Your children may be eating a Monsanto-made carcinogenic chemical in their morning cereal bowl that’s been known to cause cancer.
On Wednesday morning, CBS News reported that trace amounts of glyphosate — the active ingredient in Monsanto weed killer Roundup — have been found in various oat-based foods like granola and breakfast cereal. In the Environmental Working Group’s (EWG) testing of 45 different samples, 31 samples had amounts of glyphosate that were considered unsafe for consumption by children.
The EWG’s study stated that while a “safe” amount of glyphosate to consume would be less than 160 parts per billion (ppb), many of the foods tested had amounts far higher than that. Cheerios toasted whole grain oat cereal, for example, showed glyphosate levels from 470 ppb to 530 ppb, which is roughly three times more than the amount considered safe for consumption. Lucky Charms, which is targeted at children, had as much as 400 ppb in one sample (marshmallows were removed from the Lucky Charms sample for more accurate testing). The only oat-based breakfast cereal EWG tested in which no glyphosate was detected was Kashi Heart to Heart organic honey toasted cereal.

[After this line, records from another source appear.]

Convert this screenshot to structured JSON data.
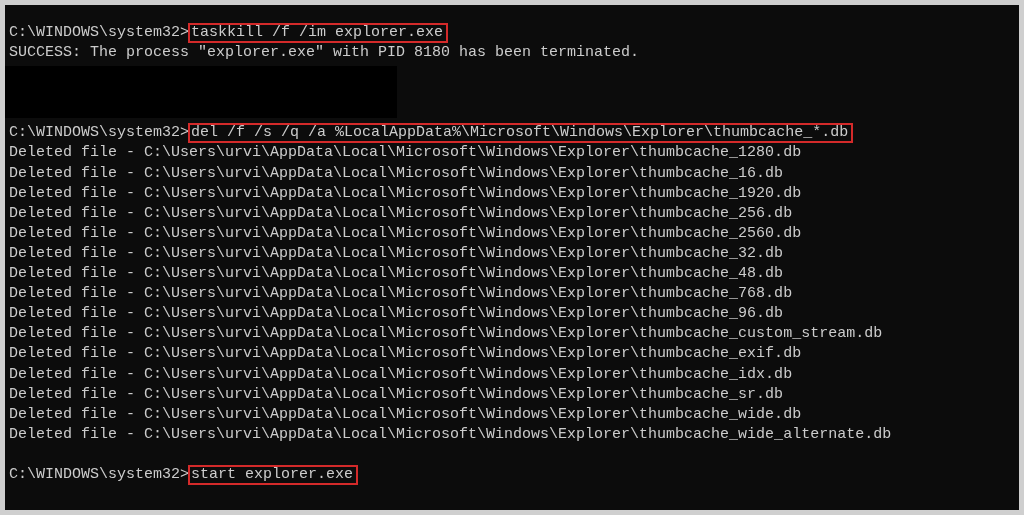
{
  "terminal": {
    "lines": [
      {
        "kind": "prompt",
        "prompt": "C:\\WINDOWS\\system32>",
        "command": "taskkill /f /im explorer.exe",
        "highlighted": true
      },
      {
        "kind": "output",
        "text": "SUCCESS: The process \"explorer.exe\" with PID 8180 has been terminated."
      },
      {
        "kind": "redacted"
      },
      {
        "kind": "blank"
      },
      {
        "kind": "prompt",
        "prompt": "C:\\WINDOWS\\system32>",
        "command": "del /f /s /q /a %LocalAppData%\\Microsoft\\Windows\\Explorer\\thumbcache_*.db",
        "highlighted": true
      },
      {
        "kind": "output",
        "text": "Deleted file - C:\\Users\\urvi\\AppData\\Local\\Microsoft\\Windows\\Explorer\\thumbcache_1280.db"
      },
      {
        "kind": "output",
        "text": "Deleted file - C:\\Users\\urvi\\AppData\\Local\\Microsoft\\Windows\\Explorer\\thumbcache_16.db"
      },
      {
        "kind": "output",
        "text": "Deleted file - C:\\Users\\urvi\\AppData\\Local\\Microsoft\\Windows\\Explorer\\thumbcache_1920.db"
      },
      {
        "kind": "output",
        "text": "Deleted file - C:\\Users\\urvi\\AppData\\Local\\Microsoft\\Windows\\Explorer\\thumbcache_256.db"
      },
      {
        "kind": "output",
        "text": "Deleted file - C:\\Users\\urvi\\AppData\\Local\\Microsoft\\Windows\\Explorer\\thumbcache_2560.db"
      },
      {
        "kind": "output",
        "text": "Deleted file - C:\\Users\\urvi\\AppData\\Local\\Microsoft\\Windows\\Explorer\\thumbcache_32.db"
      },
      {
        "kind": "output",
        "text": "Deleted file - C:\\Users\\urvi\\AppData\\Local\\Microsoft\\Windows\\Explorer\\thumbcache_48.db"
      },
      {
        "kind": "output",
        "text": "Deleted file - C:\\Users\\urvi\\AppData\\Local\\Microsoft\\Windows\\Explorer\\thumbcache_768.db"
      },
      {
        "kind": "output",
        "text": "Deleted file - C:\\Users\\urvi\\AppData\\Local\\Microsoft\\Windows\\Explorer\\thumbcache_96.db"
      },
      {
        "kind": "output",
        "text": "Deleted file - C:\\Users\\urvi\\AppData\\Local\\Microsoft\\Windows\\Explorer\\thumbcache_custom_stream.db"
      },
      {
        "kind": "output",
        "text": "Deleted file - C:\\Users\\urvi\\AppData\\Local\\Microsoft\\Windows\\Explorer\\thumbcache_exif.db"
      },
      {
        "kind": "output",
        "text": "Deleted file - C:\\Users\\urvi\\AppData\\Local\\Microsoft\\Windows\\Explorer\\thumbcache_idx.db"
      },
      {
        "kind": "output",
        "text": "Deleted file - C:\\Users\\urvi\\AppData\\Local\\Microsoft\\Windows\\Explorer\\thumbcache_sr.db"
      },
      {
        "kind": "output",
        "text": "Deleted file - C:\\Users\\urvi\\AppData\\Local\\Microsoft\\Windows\\Explorer\\thumbcache_wide.db"
      },
      {
        "kind": "output",
        "text": "Deleted file - C:\\Users\\urvi\\AppData\\Local\\Microsoft\\Windows\\Explorer\\thumbcache_wide_alternate.db"
      },
      {
        "kind": "blank"
      },
      {
        "kind": "prompt",
        "prompt": "C:\\WINDOWS\\system32>",
        "command": "start explorer.exe",
        "highlighted": true
      }
    ]
  }
}
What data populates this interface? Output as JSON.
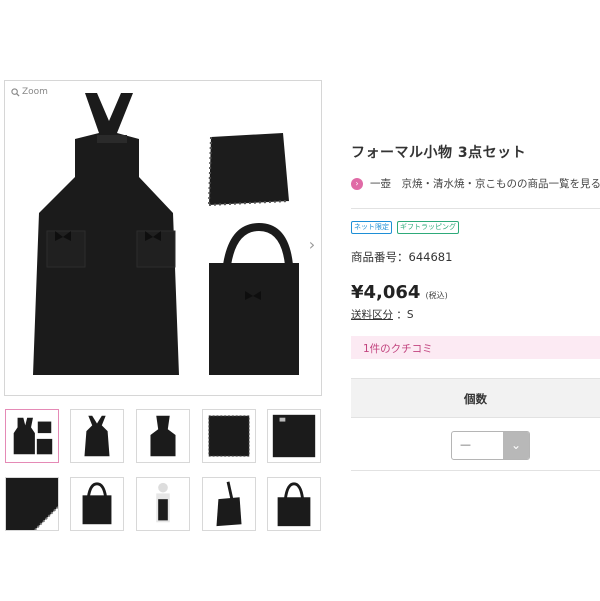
{
  "gallery": {
    "zoom_label": "Zoom",
    "next_arrow": "›",
    "thumbnails": [
      "set-all",
      "apron-front",
      "apron-back",
      "cloth",
      "cloth-folded",
      "cloth-corner",
      "tote-bag",
      "apron-worn",
      "tote-side",
      "tote-front"
    ]
  },
  "product": {
    "title": "フォーマル小物 3点セット",
    "shop_link": "一壺　京焼・清水焼・京こものの商品一覧を見る",
    "badges": {
      "net": "ネット限定",
      "gift": "ギフトラッピング"
    },
    "product_no_label": "商品番号：644681",
    "price": "¥4,064",
    "tax": "(税込)",
    "shipping_link": "送料区分",
    "shipping_value": "：S"
  },
  "reviews": {
    "link": "1件のクチコミ"
  },
  "quantity": {
    "label": "個数",
    "selected": "—",
    "chevron": "⌄"
  },
  "colors": {
    "accent_pink": "#e06aa6",
    "review_bg": "#fceaf3",
    "net_badge": "#1e8fd6",
    "gift_badge": "#2eaa7a"
  },
  "icons": {
    "zoom": "magnifier-icon",
    "shop": "circle-arrow-icon",
    "next": "chevron-right-icon",
    "select": "chevron-down-icon"
  }
}
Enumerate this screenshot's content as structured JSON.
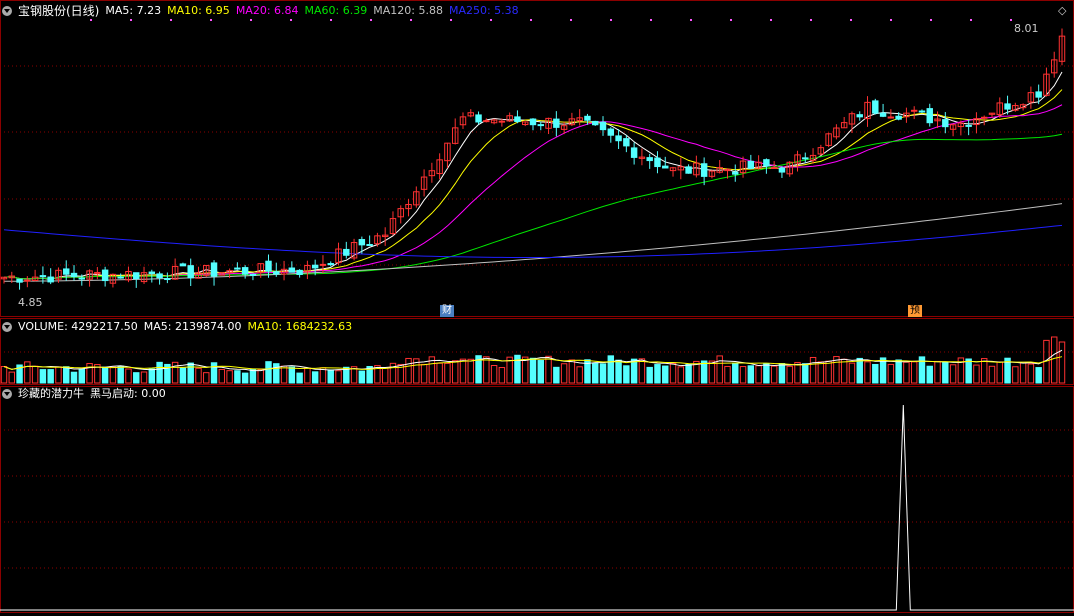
{
  "colors": {
    "up": "#ff3232",
    "down": "#54ffff",
    "ma5": "#ffffff",
    "ma10": "#ffff00",
    "ma20": "#ff00ff",
    "ma60": "#00e600",
    "ma120": "#c0c0c0",
    "ma250": "#2020ff",
    "grid": "#8b0000",
    "bg": "#000000"
  },
  "main": {
    "title": "宝钢股份(日线)",
    "ma5": "MA5: 7.23",
    "ma10": "MA10: 6.95",
    "ma20": "MA20: 6.84",
    "ma60": "MA60: 6.39",
    "ma120": "MA120: 5.88",
    "ma250": "MA250: 5.38",
    "high_label": "8.01",
    "low_label": "4.85",
    "tag_cai": "财",
    "tag_yu": "预"
  },
  "volume": {
    "title": "VOLUME: 4292217.50",
    "ma5": "MA5: 2139874.00",
    "ma10": "MA10: 1684232.63"
  },
  "indicator": {
    "title": "珍藏的潜力牛",
    "value": "黑马启动: 0.00"
  },
  "chart_data": [
    {
      "type": "candlestick",
      "title": "宝钢股份(日线)",
      "ylim": [
        4.6,
        8.2
      ],
      "annotations": {
        "high": 8.01,
        "low": 4.85
      },
      "segments": [
        {
          "count": 40,
          "start": 4.95,
          "end": 5.05
        },
        {
          "count": 10,
          "start": 5.05,
          "end": 5.5
        },
        {
          "count": 10,
          "start": 5.5,
          "end": 6.95
        },
        {
          "count": 15,
          "start": 6.95,
          "end": 6.9
        },
        {
          "count": 12,
          "start": 6.9,
          "end": 6.3
        },
        {
          "count": 15,
          "start": 6.3,
          "end": 6.35
        },
        {
          "count": 10,
          "start": 6.35,
          "end": 7.1
        },
        {
          "count": 12,
          "start": 7.1,
          "end": 6.9
        },
        {
          "count": 10,
          "start": 6.9,
          "end": 7.3
        },
        {
          "count": 3,
          "start": 7.3,
          "end": 8.0
        }
      ],
      "moving_averages": {
        "MA5": 7.23,
        "MA10": 6.95,
        "MA20": 6.84,
        "MA60": 6.39,
        "MA120": 5.88,
        "MA250": 5.38
      }
    },
    {
      "type": "bar",
      "title": "VOLUME",
      "last_value": 4292217.5,
      "ma5": 2139874.0,
      "ma10": 1684232.63
    },
    {
      "type": "line",
      "title": "珍藏的潜力牛",
      "series": [
        {
          "name": "黑马启动",
          "spike_at_fraction": 0.85,
          "spike_value": 1,
          "last_value": 0.0
        }
      ]
    }
  ]
}
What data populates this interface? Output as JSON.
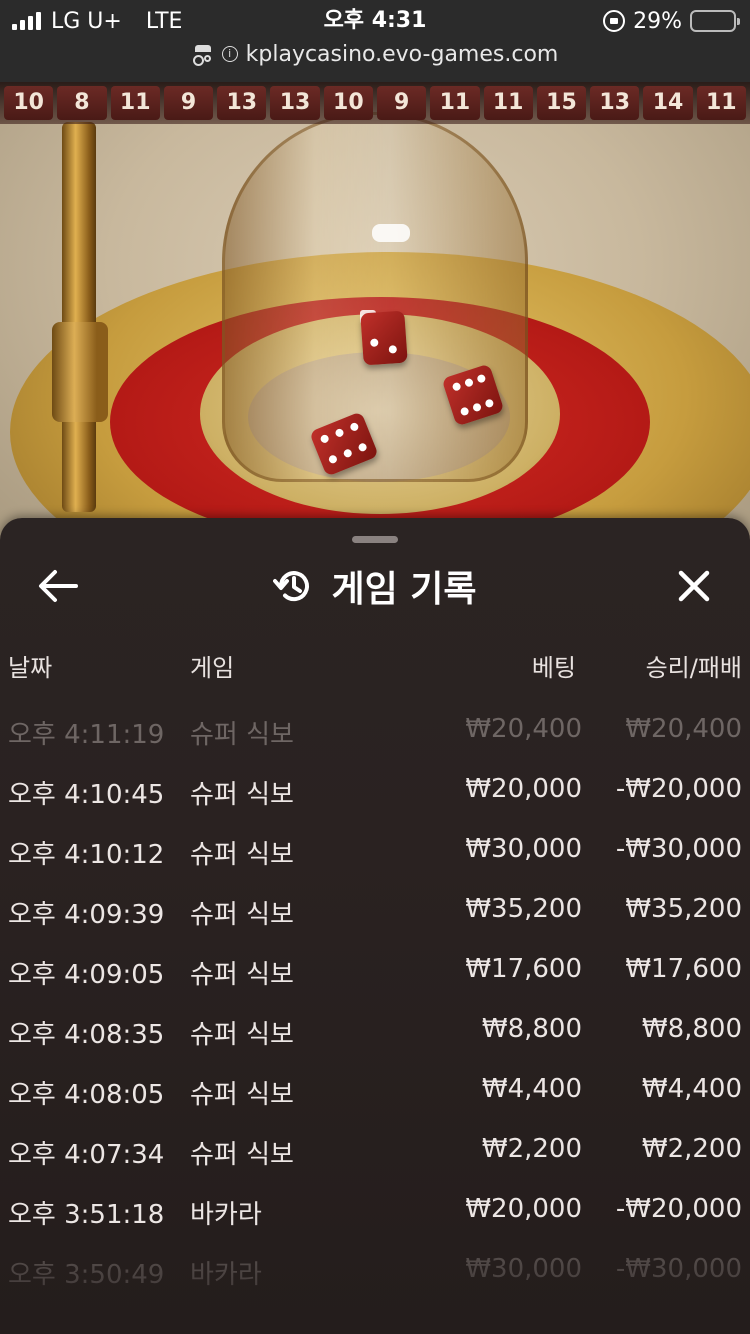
{
  "status_bar": {
    "carrier": "LG U+",
    "network": "LTE",
    "time": "오후 4:31",
    "battery_percent": "29%",
    "battery_level": 0.29,
    "battery_color": "#f2d02a",
    "url": "kplaycasino.evo-games.com"
  },
  "game": {
    "history_numbers": [
      "10",
      "8",
      "11",
      "9",
      "13",
      "13",
      "10",
      "9",
      "11",
      "11",
      "15",
      "13",
      "14",
      "11"
    ]
  },
  "sheet": {
    "title": "게임 기록",
    "icons": {
      "back": "arrow-left-icon",
      "history": "history-icon",
      "close": "close-icon"
    },
    "columns": {
      "date": "날짜",
      "game": "게임",
      "bet": "베팅",
      "result": "승리/패배"
    },
    "rows": [
      {
        "time": "오후 4:11:19",
        "game": "슈퍼 식보",
        "bet": "₩20,400",
        "result": "₩20,400"
      },
      {
        "time": "오후 4:10:45",
        "game": "슈퍼 식보",
        "bet": "₩20,000",
        "result": "-₩20,000"
      },
      {
        "time": "오후 4:10:12",
        "game": "슈퍼 식보",
        "bet": "₩30,000",
        "result": "-₩30,000"
      },
      {
        "time": "오후 4:09:39",
        "game": "슈퍼 식보",
        "bet": "₩35,200",
        "result": "₩35,200"
      },
      {
        "time": "오후 4:09:05",
        "game": "슈퍼 식보",
        "bet": "₩17,600",
        "result": "₩17,600"
      },
      {
        "time": "오후 4:08:35",
        "game": "슈퍼 식보",
        "bet": "₩8,800",
        "result": "₩8,800"
      },
      {
        "time": "오후 4:08:05",
        "game": "슈퍼 식보",
        "bet": "₩4,400",
        "result": "₩4,400"
      },
      {
        "time": "오후 4:07:34",
        "game": "슈퍼 식보",
        "bet": "₩2,200",
        "result": "₩2,200"
      },
      {
        "time": "오후 3:51:18",
        "game": "바카라",
        "bet": "₩20,000",
        "result": "-₩20,000"
      },
      {
        "time": "오후 3:50:49",
        "game": "바카라",
        "bet": "₩30,000",
        "result": "-₩30,000"
      }
    ]
  }
}
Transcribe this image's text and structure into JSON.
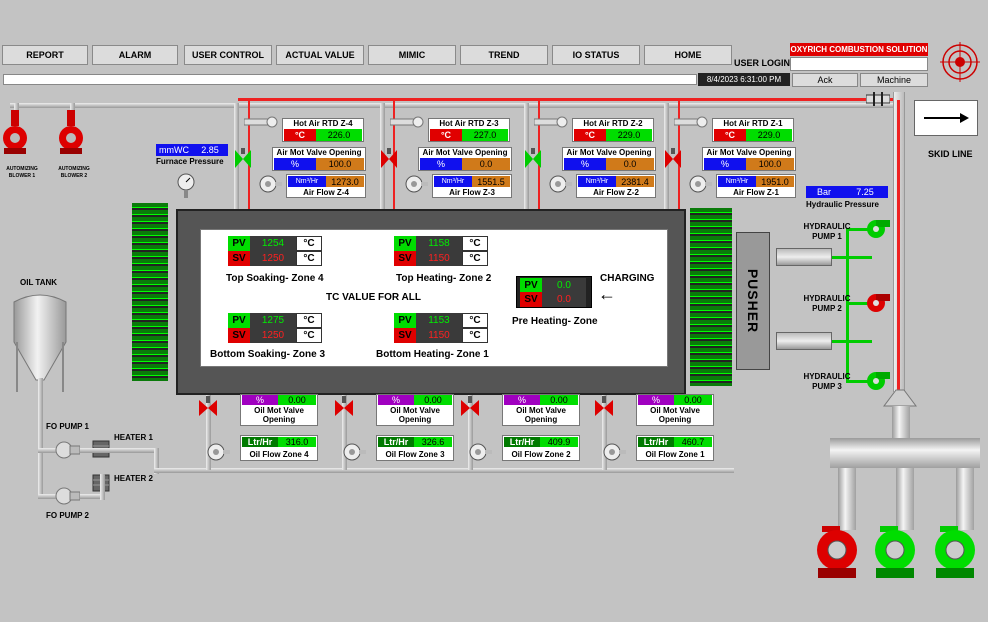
{
  "nav": {
    "report": "REPORT",
    "alarm": "ALARM",
    "user_control": "USER CONTROL",
    "actual_value": "ACTUAL VALUE",
    "mimic": "MIMIC",
    "trend": "TREND",
    "io_status": "IO STATUS",
    "home": "HOME"
  },
  "header": {
    "user_login": "USER LOGIN",
    "company": "OXYRICH COMBUSTION SOLUTION",
    "datetime": "8/4/2023 6:31:00 PM",
    "ack": "Ack",
    "machine": "Machine"
  },
  "blowers": [
    {
      "label": "AUTOMIZING\nBLOWER 1"
    },
    {
      "label": "AUTOMIZING\nBLOWER 2"
    }
  ],
  "furnace_pressure": {
    "unit": "mmWC",
    "value": "2.85",
    "label": "Furnace Pressure"
  },
  "hydraulic_pressure": {
    "unit": "Bar",
    "value": "7.25",
    "label": "Hydraulic Pressure"
  },
  "skid_line": "SKID LINE",
  "top_zones": [
    {
      "rtd_title": "Hot Air RTD Z-4",
      "rtd_unit": "°C",
      "rtd_value": "226.0",
      "valve_title": "Air Mot Valve Opening",
      "valve_unit": "%",
      "valve_value": "100.0",
      "flow_unit": "Nm³/Hr",
      "flow_value": "1273.0",
      "flow_label": "Air Flow Z-4"
    },
    {
      "rtd_title": "Hot Air RTD Z-3",
      "rtd_unit": "°C",
      "rtd_value": "227.0",
      "valve_title": "Air Mot Valve Opening",
      "valve_unit": "%",
      "valve_value": "0.0",
      "flow_unit": "Nm³/Hr",
      "flow_value": "1551.5",
      "flow_label": "Air Flow Z-3"
    },
    {
      "rtd_title": "Hot Air RTD Z-2",
      "rtd_unit": "°C",
      "rtd_value": "229.0",
      "valve_title": "Air Mot Valve Opening",
      "valve_unit": "%",
      "valve_value": "0.0",
      "flow_unit": "Nm³/Hr",
      "flow_value": "2381.4",
      "flow_label": "Air Flow Z-2"
    },
    {
      "rtd_title": "Hot Air RTD Z-1",
      "rtd_unit": "°C",
      "rtd_value": "229.0",
      "valve_title": "Air Mot Valve Opening",
      "valve_unit": "%",
      "valve_value": "100.0",
      "flow_unit": "Nm³/Hr",
      "flow_value": "1951.0",
      "flow_label": "Air Flow Z-1"
    }
  ],
  "furnace": {
    "tc_title": "TC VALUE FOR ALL",
    "pv": "PV",
    "sv": "SV",
    "unit": "°C",
    "zones": [
      {
        "name": "Top Soaking- Zone 4",
        "pv": "1254",
        "sv": "1250"
      },
      {
        "name": "Top Heating- Zone 2",
        "pv": "1158",
        "sv": "1150"
      },
      {
        "name": "Bottom Soaking- Zone 3",
        "pv": "1275",
        "sv": "1250"
      },
      {
        "name": "Bottom Heating- Zone 1",
        "pv": "1153",
        "sv": "1150"
      }
    ],
    "preheat": {
      "name": "Pre Heating- Zone",
      "pv": "0.0",
      "sv": "0.0"
    },
    "charging": "CHARGING",
    "charging_arrow": "←"
  },
  "pusher": "PUSHER",
  "pumps": [
    "HYDRAULIC\nPUMP 1",
    "HYDRAULIC\nPUMP 2",
    "HYDRAULIC\nPUMP 3"
  ],
  "oil_tank": "OIL TANK",
  "fo_pump_1": "FO PUMP 1",
  "fo_pump_2": "FO PUMP 2",
  "heater_1": "HEATER 1",
  "heater_2": "HEATER 2",
  "oil_zones": [
    {
      "valve_unit": "%",
      "valve_value": "0.00",
      "valve_title": "Oil Mot Valve\nOpening",
      "flow_unit": "Ltr/Hr",
      "flow_value": "316.0",
      "flow_label": "Oil Flow Zone 4"
    },
    {
      "valve_unit": "%",
      "valve_value": "0.00",
      "valve_title": "Oil Mot Valve\nOpening",
      "flow_unit": "Ltr/Hr",
      "flow_value": "326.6",
      "flow_label": "Oil Flow Zone 3"
    },
    {
      "valve_unit": "%",
      "valve_value": "0.00",
      "valve_title": "Oil Mot Valve\nOpening",
      "flow_unit": "Ltr/Hr",
      "flow_value": "409.9",
      "flow_label": "Oil Flow Zone 2"
    },
    {
      "valve_unit": "%",
      "valve_value": "0.00",
      "valve_title": "Oil Mot Valve\nOpening",
      "flow_unit": "Ltr/Hr",
      "flow_value": "460.7",
      "flow_label": "Oil Flow Zone 1"
    }
  ],
  "colors": {
    "bg": "#c3c3c3",
    "green": "#00dd00",
    "red": "#e00000",
    "blue": "#1010ee",
    "purple": "#a000c0",
    "orange": "#d07a1a",
    "darkgreen": "#007a00"
  }
}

Most granola bars tested had glyphosate levels less than 160 ppb, but Nature Valley’s Oats n’ Honey Crunchy Granola bars had as much as 340 ppb in the first sample EWG tested — more than twice the amount of glyphosate considered safe for consumption. Quaker Old Fashioned Oats had the most glyphosate in EWG’s testing, with levels at 1300 ppb in the third sample.
Monsanto defended the safety of their product, stating on their website that glyphosate doesn’t cause cancer.
“To help farmers protect their crops from weeds, Monsanto offers a variety of solutions. One of our popular products is called glyphosate, which is the active ingredient in Monsanto’s Roundup branded agricultural herbicides,” the company stated. “Farmers, as well as homeowners and others, have been using Roundup and other glyphosate products for more than 40 years.”
However, leading health experts agreed with EWG’s assessment about the danger of consuming too much glyphosate. The World Health Organization has called the chemical a “probable carcinogen,” and California has officially labeled Monsanto’s weed-killer as “known to the state to cause cancer.”
The study doesn’t bode well for Monsanto (now owned by Bayer), which just had to pay a $289 million settlement to the family of a man who was killed by cancer developed from using Monsanto’s Roundup in his job as a school groundskeeper. As of 5:30 PM Eastern Time, Bayer’s stock had dropped to €80.79 per share ($91.68 USD). The stock dropped precipitously after the settlement was announced and hasn’t yet shown any signs of recovery.
Click here to read EWG’s glyphosate study.
Logan Espinoza is a freelance contributor specializing in economic issues. He lives in Phoenix, Arizona with his wife and daughter. Contact him at logan DOT espinoza AT yahoo DOT com.